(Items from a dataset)
# # #

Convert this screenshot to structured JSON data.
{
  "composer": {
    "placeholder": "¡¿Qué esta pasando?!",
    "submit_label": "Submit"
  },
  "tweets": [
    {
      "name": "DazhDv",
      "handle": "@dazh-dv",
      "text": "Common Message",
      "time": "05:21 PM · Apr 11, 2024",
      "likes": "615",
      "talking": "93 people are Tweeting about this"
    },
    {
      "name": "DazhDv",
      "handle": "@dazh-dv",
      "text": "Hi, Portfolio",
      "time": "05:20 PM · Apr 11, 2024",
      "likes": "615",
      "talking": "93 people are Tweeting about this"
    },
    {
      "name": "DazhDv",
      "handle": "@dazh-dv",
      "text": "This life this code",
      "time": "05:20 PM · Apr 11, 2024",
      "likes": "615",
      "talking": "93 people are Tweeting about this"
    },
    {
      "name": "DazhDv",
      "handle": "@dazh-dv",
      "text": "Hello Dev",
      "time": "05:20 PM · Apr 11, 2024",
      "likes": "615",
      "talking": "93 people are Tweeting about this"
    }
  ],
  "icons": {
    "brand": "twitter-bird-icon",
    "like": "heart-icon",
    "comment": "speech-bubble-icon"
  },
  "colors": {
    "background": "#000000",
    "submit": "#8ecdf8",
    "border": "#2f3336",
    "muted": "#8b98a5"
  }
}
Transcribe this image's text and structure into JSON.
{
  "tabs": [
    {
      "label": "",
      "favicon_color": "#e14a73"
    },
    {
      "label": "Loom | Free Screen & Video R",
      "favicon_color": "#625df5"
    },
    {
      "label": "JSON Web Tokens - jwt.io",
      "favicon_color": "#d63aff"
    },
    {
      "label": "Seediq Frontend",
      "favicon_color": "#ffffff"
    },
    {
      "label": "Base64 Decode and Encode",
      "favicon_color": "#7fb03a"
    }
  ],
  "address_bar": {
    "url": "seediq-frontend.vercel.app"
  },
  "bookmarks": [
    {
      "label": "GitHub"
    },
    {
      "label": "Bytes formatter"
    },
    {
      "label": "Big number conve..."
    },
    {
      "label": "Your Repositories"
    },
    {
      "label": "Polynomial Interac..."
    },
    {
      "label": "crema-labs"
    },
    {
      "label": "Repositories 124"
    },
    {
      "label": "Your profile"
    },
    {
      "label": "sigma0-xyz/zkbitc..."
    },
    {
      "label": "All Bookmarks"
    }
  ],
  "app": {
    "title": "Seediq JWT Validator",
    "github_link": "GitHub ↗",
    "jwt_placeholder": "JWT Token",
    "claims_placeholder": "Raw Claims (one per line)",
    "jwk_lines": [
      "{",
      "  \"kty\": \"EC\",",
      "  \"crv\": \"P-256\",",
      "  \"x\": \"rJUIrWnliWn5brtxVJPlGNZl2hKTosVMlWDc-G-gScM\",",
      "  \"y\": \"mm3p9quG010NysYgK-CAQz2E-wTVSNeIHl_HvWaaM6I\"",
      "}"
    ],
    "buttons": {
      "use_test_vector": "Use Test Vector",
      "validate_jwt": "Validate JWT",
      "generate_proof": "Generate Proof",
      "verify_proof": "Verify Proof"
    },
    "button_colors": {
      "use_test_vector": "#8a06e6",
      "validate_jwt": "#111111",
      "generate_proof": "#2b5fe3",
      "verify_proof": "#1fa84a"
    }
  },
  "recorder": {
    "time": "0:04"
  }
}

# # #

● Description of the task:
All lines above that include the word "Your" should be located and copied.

● Exercise answer:
      "label": "Your Repositories"
      "label": "Your profile"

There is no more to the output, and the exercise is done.